We use cookies to ensure that we give you the best experience on our website. You can change your cookie settings at any time. Otherwise, we'll assume you're OK to continue.

Durham University

Department of Mathematical Sciences

MATH3081/4221 Numerical Differential Equations III/IV

Most differential equations, especially those of interest in real life, do not admit solutions in closed form. To study them, numerical methods are therefore essential. Applied correctly, numerical solutions become a powerful tool to tackle otherwise impossible problems, but when used incorrectly, one could be led to disastrously wrong conclusions (resulting in collapsing bridges, wayward spacecraft and bad weather forecast). Distinguishing correct and incorrect uses of numerical methods can be subtle and requires the understanding of both the numerics and the underlying problem. This is the main aim of this course.

In most the first term, we shall study various methods used to solve (meaning "obtain numerical approximate solutions of") ordinary differential equations, with emphasis on initial-value problems. Central to this is the notions of stability and convergence, which we will investigate mostly in the context of linear problems (with some nonlinear examples, which tend to be more difficult).

Following this, we shall look at numerical methods for partial differential equations. As with ODEs, the type of PDEs at hand (eg, parabolic, elliptic, hyperbolic, etc.) determines the methods that can be safely used, with the notions of stability and convergence again playing important roles.

This course consists of theory (eg, convergence proofs), explicit solutions (mostly for linear DEs) and computer exercises (both in class and for homework).

Outline of Course

Aim: To build a basic understanding of the theory, methods and practice of numerical solutions for differential equations, both ordinary and partial.

Term 1

  • Introduction to numerical methods for initial-value problems.
  • Local and global truncation errors; convergence.
  • One-step methods, with emphasis on explicit Runge-Kutta methods.
  • Linear multistep methods, in particular the Adams methods.
  • Predictor-corrector methods and estimation of local truncation error.
  • Stability concepts and stiff problems.
  • Finite difference methods for parabolic PDEs; CFL condition and stability.

Term 2

  • Finite-element method for elliptic equations.
  • Iterative methods to solve linear systems.
  • Eigenvalue problems for elliptic operators.
  • Finite-volume method for the wave equations; CFL condition.

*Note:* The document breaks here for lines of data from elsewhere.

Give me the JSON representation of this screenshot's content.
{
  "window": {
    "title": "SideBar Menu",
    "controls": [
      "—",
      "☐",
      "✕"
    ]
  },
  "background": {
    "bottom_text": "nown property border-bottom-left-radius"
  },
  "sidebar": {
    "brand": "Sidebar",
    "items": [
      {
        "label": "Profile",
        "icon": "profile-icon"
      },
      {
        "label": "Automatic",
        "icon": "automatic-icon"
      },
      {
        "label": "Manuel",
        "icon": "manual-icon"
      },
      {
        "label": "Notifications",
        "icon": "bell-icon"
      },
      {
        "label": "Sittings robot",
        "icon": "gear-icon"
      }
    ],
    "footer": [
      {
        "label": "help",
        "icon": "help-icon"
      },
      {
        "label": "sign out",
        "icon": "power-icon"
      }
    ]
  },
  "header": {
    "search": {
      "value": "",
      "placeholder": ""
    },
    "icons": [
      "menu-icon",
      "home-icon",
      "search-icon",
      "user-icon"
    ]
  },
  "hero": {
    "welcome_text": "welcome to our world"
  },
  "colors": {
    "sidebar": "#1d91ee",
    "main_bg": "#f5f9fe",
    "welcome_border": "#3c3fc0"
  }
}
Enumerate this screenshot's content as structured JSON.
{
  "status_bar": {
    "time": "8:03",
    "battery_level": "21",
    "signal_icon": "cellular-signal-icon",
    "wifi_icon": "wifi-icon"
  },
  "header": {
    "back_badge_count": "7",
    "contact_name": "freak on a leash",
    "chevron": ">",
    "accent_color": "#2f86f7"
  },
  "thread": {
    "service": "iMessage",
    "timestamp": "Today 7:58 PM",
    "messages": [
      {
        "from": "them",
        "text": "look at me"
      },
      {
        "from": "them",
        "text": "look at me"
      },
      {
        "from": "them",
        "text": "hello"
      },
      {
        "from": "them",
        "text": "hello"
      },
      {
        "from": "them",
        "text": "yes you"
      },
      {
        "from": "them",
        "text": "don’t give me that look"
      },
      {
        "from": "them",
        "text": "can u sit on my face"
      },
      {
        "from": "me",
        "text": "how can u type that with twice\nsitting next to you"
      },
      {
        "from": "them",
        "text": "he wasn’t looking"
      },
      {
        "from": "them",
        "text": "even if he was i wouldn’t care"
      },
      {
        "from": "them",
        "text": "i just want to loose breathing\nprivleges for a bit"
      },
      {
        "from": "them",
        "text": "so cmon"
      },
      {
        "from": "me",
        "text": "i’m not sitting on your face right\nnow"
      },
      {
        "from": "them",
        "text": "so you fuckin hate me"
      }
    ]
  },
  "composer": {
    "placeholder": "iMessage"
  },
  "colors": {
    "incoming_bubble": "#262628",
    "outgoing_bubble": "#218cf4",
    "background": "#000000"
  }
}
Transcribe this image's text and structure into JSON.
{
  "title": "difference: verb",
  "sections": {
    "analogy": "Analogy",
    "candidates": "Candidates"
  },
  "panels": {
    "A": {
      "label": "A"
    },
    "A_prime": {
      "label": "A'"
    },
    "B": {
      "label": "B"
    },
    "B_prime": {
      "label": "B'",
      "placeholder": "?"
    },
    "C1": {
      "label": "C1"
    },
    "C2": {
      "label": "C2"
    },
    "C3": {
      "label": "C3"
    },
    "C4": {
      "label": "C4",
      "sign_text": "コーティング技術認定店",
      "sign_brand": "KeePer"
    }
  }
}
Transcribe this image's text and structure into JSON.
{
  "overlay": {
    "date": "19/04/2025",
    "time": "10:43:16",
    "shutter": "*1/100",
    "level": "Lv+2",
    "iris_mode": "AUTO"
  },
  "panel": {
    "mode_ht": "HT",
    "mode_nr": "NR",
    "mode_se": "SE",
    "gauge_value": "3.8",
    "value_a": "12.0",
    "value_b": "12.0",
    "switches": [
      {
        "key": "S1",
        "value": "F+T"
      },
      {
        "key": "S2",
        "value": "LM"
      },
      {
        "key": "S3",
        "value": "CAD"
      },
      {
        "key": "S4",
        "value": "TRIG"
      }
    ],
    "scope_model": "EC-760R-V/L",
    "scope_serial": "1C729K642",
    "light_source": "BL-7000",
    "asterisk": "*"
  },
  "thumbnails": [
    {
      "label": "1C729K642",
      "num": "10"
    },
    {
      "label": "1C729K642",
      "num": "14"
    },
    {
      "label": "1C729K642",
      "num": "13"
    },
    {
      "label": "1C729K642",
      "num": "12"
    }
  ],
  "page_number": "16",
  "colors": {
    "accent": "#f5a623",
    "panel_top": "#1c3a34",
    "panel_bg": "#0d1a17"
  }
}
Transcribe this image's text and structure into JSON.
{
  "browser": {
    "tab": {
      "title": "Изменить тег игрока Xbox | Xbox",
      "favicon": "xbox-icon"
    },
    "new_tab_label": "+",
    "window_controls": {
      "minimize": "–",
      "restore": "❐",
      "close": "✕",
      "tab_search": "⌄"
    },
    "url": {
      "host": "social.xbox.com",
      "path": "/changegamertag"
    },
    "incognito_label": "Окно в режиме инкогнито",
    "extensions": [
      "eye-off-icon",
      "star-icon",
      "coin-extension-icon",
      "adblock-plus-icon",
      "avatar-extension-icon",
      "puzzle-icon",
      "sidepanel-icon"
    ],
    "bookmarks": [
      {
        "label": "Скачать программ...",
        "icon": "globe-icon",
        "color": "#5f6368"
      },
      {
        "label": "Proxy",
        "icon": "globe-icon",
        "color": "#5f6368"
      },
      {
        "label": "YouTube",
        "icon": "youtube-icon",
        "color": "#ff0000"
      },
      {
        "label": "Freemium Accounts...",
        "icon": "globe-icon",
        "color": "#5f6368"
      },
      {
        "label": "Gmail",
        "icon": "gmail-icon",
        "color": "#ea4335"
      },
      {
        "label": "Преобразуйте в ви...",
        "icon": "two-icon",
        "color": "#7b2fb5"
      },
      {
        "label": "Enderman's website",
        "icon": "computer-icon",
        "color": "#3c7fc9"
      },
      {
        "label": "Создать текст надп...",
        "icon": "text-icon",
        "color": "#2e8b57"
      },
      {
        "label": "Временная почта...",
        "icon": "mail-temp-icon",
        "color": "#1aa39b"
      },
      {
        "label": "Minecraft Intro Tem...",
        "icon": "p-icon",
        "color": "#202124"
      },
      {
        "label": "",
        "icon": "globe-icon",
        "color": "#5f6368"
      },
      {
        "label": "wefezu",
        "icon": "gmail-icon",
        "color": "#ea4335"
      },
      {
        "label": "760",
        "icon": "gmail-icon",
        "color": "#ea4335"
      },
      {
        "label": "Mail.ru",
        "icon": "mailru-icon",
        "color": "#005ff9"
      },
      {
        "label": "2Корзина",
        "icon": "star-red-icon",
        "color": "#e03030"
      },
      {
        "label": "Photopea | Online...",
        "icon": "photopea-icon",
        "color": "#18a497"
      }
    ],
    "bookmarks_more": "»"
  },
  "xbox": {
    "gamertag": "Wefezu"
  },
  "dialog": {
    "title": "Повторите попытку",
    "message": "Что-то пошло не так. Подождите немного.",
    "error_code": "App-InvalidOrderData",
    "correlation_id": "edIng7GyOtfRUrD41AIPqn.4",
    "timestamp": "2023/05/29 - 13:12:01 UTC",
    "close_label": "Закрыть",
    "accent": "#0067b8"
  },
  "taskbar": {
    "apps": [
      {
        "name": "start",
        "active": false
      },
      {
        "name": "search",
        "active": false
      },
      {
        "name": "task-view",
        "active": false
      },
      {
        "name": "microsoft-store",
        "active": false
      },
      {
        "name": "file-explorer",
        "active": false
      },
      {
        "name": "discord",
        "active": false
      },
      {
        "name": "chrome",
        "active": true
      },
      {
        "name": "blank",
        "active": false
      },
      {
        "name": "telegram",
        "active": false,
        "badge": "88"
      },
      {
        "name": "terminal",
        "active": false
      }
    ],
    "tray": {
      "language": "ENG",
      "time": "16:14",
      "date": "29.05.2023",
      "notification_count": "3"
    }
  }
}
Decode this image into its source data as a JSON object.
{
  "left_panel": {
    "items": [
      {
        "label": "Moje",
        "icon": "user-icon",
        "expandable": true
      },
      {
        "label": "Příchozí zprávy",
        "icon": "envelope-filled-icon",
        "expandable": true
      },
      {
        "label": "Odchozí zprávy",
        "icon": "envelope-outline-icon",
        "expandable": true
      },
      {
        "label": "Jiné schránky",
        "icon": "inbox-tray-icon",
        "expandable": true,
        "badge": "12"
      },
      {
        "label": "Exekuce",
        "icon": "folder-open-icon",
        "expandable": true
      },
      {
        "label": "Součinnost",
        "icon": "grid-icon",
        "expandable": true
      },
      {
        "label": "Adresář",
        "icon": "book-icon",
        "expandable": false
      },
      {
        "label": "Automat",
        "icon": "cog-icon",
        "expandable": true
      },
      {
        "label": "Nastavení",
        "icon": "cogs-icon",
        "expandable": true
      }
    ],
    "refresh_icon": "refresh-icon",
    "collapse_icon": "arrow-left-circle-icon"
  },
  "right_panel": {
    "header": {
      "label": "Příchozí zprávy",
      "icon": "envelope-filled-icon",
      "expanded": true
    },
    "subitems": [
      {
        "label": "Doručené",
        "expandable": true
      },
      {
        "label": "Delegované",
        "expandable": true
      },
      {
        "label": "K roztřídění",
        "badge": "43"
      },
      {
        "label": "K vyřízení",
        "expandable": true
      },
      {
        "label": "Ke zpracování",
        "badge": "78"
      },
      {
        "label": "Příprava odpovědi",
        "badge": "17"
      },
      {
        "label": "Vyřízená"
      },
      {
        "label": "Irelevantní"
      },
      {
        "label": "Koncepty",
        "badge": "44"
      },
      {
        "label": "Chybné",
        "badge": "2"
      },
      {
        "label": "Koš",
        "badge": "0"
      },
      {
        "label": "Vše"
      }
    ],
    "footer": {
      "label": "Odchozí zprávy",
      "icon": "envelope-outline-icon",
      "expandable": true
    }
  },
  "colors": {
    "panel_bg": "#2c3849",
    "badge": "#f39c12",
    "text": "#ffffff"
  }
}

For details of prerequisites, corequisites, excluded combinations, teaching methods, and assessment details, please see the Faculty Handbook: MATH3081, MATH4221.

Reading List

Please see the Library Catalogue for the reading lists: MATH3081, MATH4221.

Examination Information

For information about use of calculators and dictionaries in exams please see the Examination Information page in the Degree Programme Handbook.